_WORKING DATA_:
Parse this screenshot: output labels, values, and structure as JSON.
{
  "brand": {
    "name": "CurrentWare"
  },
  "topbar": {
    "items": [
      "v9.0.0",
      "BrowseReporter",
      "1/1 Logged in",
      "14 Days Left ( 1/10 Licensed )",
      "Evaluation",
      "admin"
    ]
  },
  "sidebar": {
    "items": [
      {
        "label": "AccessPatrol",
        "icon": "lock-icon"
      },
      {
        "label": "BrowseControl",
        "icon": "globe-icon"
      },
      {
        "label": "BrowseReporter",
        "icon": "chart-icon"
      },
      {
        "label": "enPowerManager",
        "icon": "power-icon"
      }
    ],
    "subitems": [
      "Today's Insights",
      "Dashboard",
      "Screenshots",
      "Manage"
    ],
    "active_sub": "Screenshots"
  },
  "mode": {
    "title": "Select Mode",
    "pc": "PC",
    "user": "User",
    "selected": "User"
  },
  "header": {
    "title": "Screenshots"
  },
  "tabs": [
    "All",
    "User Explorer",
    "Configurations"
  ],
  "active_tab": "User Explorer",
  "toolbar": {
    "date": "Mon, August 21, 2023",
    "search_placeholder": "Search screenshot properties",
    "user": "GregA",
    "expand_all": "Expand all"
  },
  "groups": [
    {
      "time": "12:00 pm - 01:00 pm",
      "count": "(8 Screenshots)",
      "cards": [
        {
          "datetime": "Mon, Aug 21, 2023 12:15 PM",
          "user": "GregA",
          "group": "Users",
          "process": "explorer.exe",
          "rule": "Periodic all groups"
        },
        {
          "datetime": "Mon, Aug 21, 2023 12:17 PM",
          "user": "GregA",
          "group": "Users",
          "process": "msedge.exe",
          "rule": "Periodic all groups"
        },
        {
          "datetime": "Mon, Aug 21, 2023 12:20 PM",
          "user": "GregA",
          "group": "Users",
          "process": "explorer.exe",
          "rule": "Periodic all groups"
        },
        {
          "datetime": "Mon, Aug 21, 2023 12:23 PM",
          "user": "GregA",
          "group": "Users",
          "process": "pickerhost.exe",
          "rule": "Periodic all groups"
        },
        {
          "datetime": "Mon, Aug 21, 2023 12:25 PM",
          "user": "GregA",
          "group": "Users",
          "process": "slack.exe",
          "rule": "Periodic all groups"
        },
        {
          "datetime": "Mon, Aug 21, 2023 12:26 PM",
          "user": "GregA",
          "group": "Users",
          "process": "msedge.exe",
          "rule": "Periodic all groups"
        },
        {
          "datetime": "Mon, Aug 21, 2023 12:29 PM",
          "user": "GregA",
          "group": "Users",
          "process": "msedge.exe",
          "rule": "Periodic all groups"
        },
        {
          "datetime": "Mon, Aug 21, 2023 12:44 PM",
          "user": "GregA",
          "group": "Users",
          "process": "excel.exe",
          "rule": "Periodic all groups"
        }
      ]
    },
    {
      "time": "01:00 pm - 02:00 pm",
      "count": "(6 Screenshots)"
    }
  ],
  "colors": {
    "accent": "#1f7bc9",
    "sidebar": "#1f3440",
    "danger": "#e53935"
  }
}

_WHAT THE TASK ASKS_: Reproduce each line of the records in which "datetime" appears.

_ANSWER TO THIS PROBLEM_:
          "datetime": "Mon, Aug 21, 2023 12:15 PM",
          "datetime": "Mon, Aug 21, 2023 12:17 PM",
          "datetime": "Mon, Aug 21, 2023 12:20 PM",
          "datetime": "Mon, Aug 21, 2023 12:23 PM",
          "datetime": "Mon, Aug 21, 2023 12:25 PM",
          "datetime": "Mon, Aug 21, 2023 12:26 PM",
          "datetime": "Mon, Aug 21, 2023 12:29 PM",
          "datetime": "Mon, Aug 21, 2023 12:44 PM",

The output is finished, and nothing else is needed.